Supplied records: Begin

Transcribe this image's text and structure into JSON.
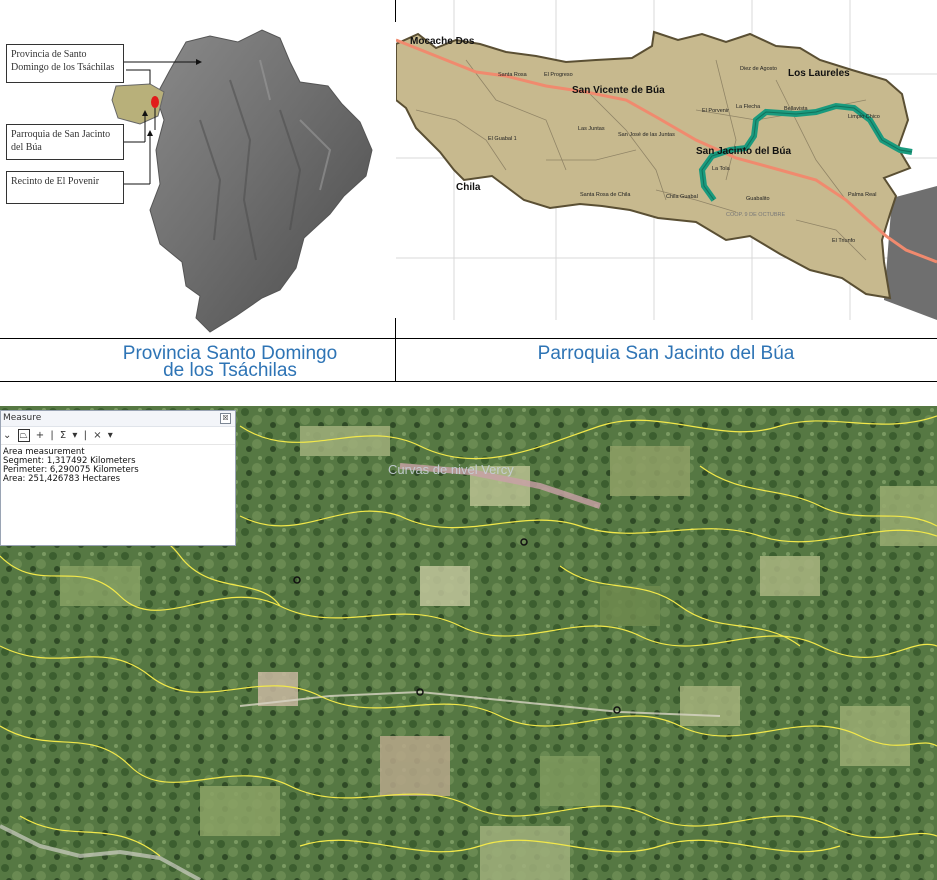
{
  "left_panel": {
    "caption": "Provincia Santo Domingo de los Tsáchilas",
    "callouts": [
      "Provincia de Santo Domingo de los Tsáchilas",
      "Parroquia de San Jacinto del Búa",
      "Recinto de El Povenir"
    ]
  },
  "right_panel": {
    "caption": "Parroquia San Jacinto del Búa",
    "places_major": [
      "Mocache Dos",
      "San Vicente de Búa",
      "Los Laureles",
      "San Jacinto del Búa",
      "Chila"
    ],
    "places_minor": [
      "Santa Rosa",
      "El Progreso",
      "Diez de Agosto",
      "El Porvenir",
      "La Flecha",
      "Bellavista",
      "Limpio Chico",
      "Las Juntas",
      "San José de las Juntas",
      "El Guabal 1",
      "La Tola",
      "Santa Rosa de Chila",
      "Chila Guabal",
      "Guabalito",
      "COOP. 9 DE OCTUBRE",
      "Palma Real",
      "El Triunfo"
    ]
  },
  "measure_window": {
    "title": "Measure",
    "close_glyph": "☒",
    "toolbar": [
      "⌄",
      "⏢",
      "+",
      "|",
      "Σ",
      "▾",
      "|",
      "×",
      "▾"
    ],
    "results": [
      "Area measurement",
      "Segment: 1,317492 Kilometers",
      "Perimeter: 6,290075 Kilometers",
      "Area: 251,426783 Hectares"
    ]
  },
  "aerial": {
    "overlay_label": "Curvas de nivel Vercy"
  },
  "colors": {
    "caption_blue": "#2e74b5",
    "parish_fill": "#c7b98e",
    "river": "#1a9a7e",
    "road": "#f08a6e",
    "contour": "#f2e84a"
  }
}
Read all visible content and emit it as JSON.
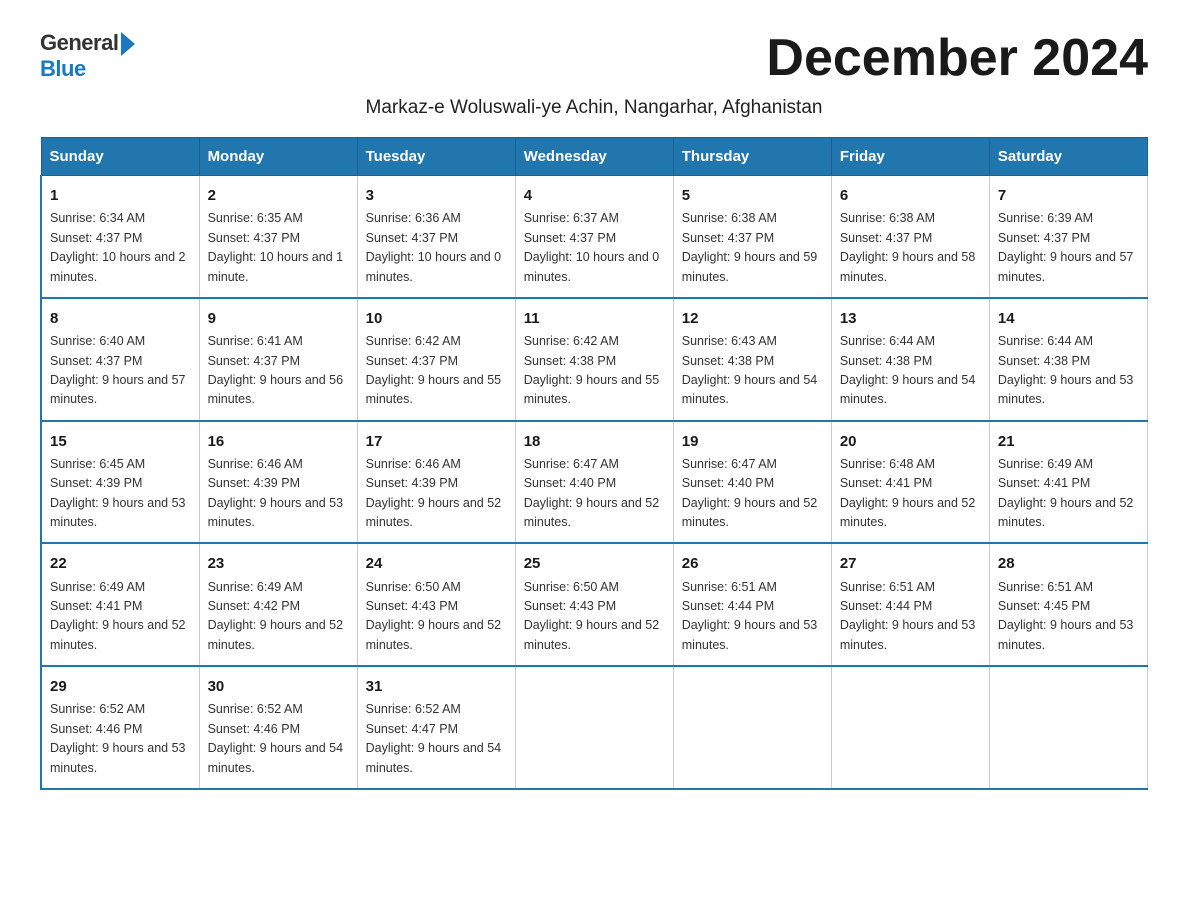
{
  "logo": {
    "text_general": "General",
    "text_blue": "Blue"
  },
  "header": {
    "month_title": "December 2024",
    "subtitle": "Markaz-e Woluswali-ye Achin, Nangarhar, Afghanistan"
  },
  "weekdays": [
    "Sunday",
    "Monday",
    "Tuesday",
    "Wednesday",
    "Thursday",
    "Friday",
    "Saturday"
  ],
  "weeks": [
    [
      {
        "day": "1",
        "sunrise": "6:34 AM",
        "sunset": "4:37 PM",
        "daylight": "10 hours and 2 minutes."
      },
      {
        "day": "2",
        "sunrise": "6:35 AM",
        "sunset": "4:37 PM",
        "daylight": "10 hours and 1 minute."
      },
      {
        "day": "3",
        "sunrise": "6:36 AM",
        "sunset": "4:37 PM",
        "daylight": "10 hours and 0 minutes."
      },
      {
        "day": "4",
        "sunrise": "6:37 AM",
        "sunset": "4:37 PM",
        "daylight": "10 hours and 0 minutes."
      },
      {
        "day": "5",
        "sunrise": "6:38 AM",
        "sunset": "4:37 PM",
        "daylight": "9 hours and 59 minutes."
      },
      {
        "day": "6",
        "sunrise": "6:38 AM",
        "sunset": "4:37 PM",
        "daylight": "9 hours and 58 minutes."
      },
      {
        "day": "7",
        "sunrise": "6:39 AM",
        "sunset": "4:37 PM",
        "daylight": "9 hours and 57 minutes."
      }
    ],
    [
      {
        "day": "8",
        "sunrise": "6:40 AM",
        "sunset": "4:37 PM",
        "daylight": "9 hours and 57 minutes."
      },
      {
        "day": "9",
        "sunrise": "6:41 AM",
        "sunset": "4:37 PM",
        "daylight": "9 hours and 56 minutes."
      },
      {
        "day": "10",
        "sunrise": "6:42 AM",
        "sunset": "4:37 PM",
        "daylight": "9 hours and 55 minutes."
      },
      {
        "day": "11",
        "sunrise": "6:42 AM",
        "sunset": "4:38 PM",
        "daylight": "9 hours and 55 minutes."
      },
      {
        "day": "12",
        "sunrise": "6:43 AM",
        "sunset": "4:38 PM",
        "daylight": "9 hours and 54 minutes."
      },
      {
        "day": "13",
        "sunrise": "6:44 AM",
        "sunset": "4:38 PM",
        "daylight": "9 hours and 54 minutes."
      },
      {
        "day": "14",
        "sunrise": "6:44 AM",
        "sunset": "4:38 PM",
        "daylight": "9 hours and 53 minutes."
      }
    ],
    [
      {
        "day": "15",
        "sunrise": "6:45 AM",
        "sunset": "4:39 PM",
        "daylight": "9 hours and 53 minutes."
      },
      {
        "day": "16",
        "sunrise": "6:46 AM",
        "sunset": "4:39 PM",
        "daylight": "9 hours and 53 minutes."
      },
      {
        "day": "17",
        "sunrise": "6:46 AM",
        "sunset": "4:39 PM",
        "daylight": "9 hours and 52 minutes."
      },
      {
        "day": "18",
        "sunrise": "6:47 AM",
        "sunset": "4:40 PM",
        "daylight": "9 hours and 52 minutes."
      },
      {
        "day": "19",
        "sunrise": "6:47 AM",
        "sunset": "4:40 PM",
        "daylight": "9 hours and 52 minutes."
      },
      {
        "day": "20",
        "sunrise": "6:48 AM",
        "sunset": "4:41 PM",
        "daylight": "9 hours and 52 minutes."
      },
      {
        "day": "21",
        "sunrise": "6:49 AM",
        "sunset": "4:41 PM",
        "daylight": "9 hours and 52 minutes."
      }
    ],
    [
      {
        "day": "22",
        "sunrise": "6:49 AM",
        "sunset": "4:41 PM",
        "daylight": "9 hours and 52 minutes."
      },
      {
        "day": "23",
        "sunrise": "6:49 AM",
        "sunset": "4:42 PM",
        "daylight": "9 hours and 52 minutes."
      },
      {
        "day": "24",
        "sunrise": "6:50 AM",
        "sunset": "4:43 PM",
        "daylight": "9 hours and 52 minutes."
      },
      {
        "day": "25",
        "sunrise": "6:50 AM",
        "sunset": "4:43 PM",
        "daylight": "9 hours and 52 minutes."
      },
      {
        "day": "26",
        "sunrise": "6:51 AM",
        "sunset": "4:44 PM",
        "daylight": "9 hours and 53 minutes."
      },
      {
        "day": "27",
        "sunrise": "6:51 AM",
        "sunset": "4:44 PM",
        "daylight": "9 hours and 53 minutes."
      },
      {
        "day": "28",
        "sunrise": "6:51 AM",
        "sunset": "4:45 PM",
        "daylight": "9 hours and 53 minutes."
      }
    ],
    [
      {
        "day": "29",
        "sunrise": "6:52 AM",
        "sunset": "4:46 PM",
        "daylight": "9 hours and 53 minutes."
      },
      {
        "day": "30",
        "sunrise": "6:52 AM",
        "sunset": "4:46 PM",
        "daylight": "9 hours and 54 minutes."
      },
      {
        "day": "31",
        "sunrise": "6:52 AM",
        "sunset": "4:47 PM",
        "daylight": "9 hours and 54 minutes."
      },
      null,
      null,
      null,
      null
    ]
  ],
  "labels": {
    "sunrise": "Sunrise:",
    "sunset": "Sunset:",
    "daylight": "Daylight:"
  }
}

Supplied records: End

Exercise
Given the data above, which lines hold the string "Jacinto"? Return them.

Response area
      "Parroquia de San Jacinto del Búa",
    "caption": "Parroquia San Jacinto del Búa",
      "San Jacinto del Búa",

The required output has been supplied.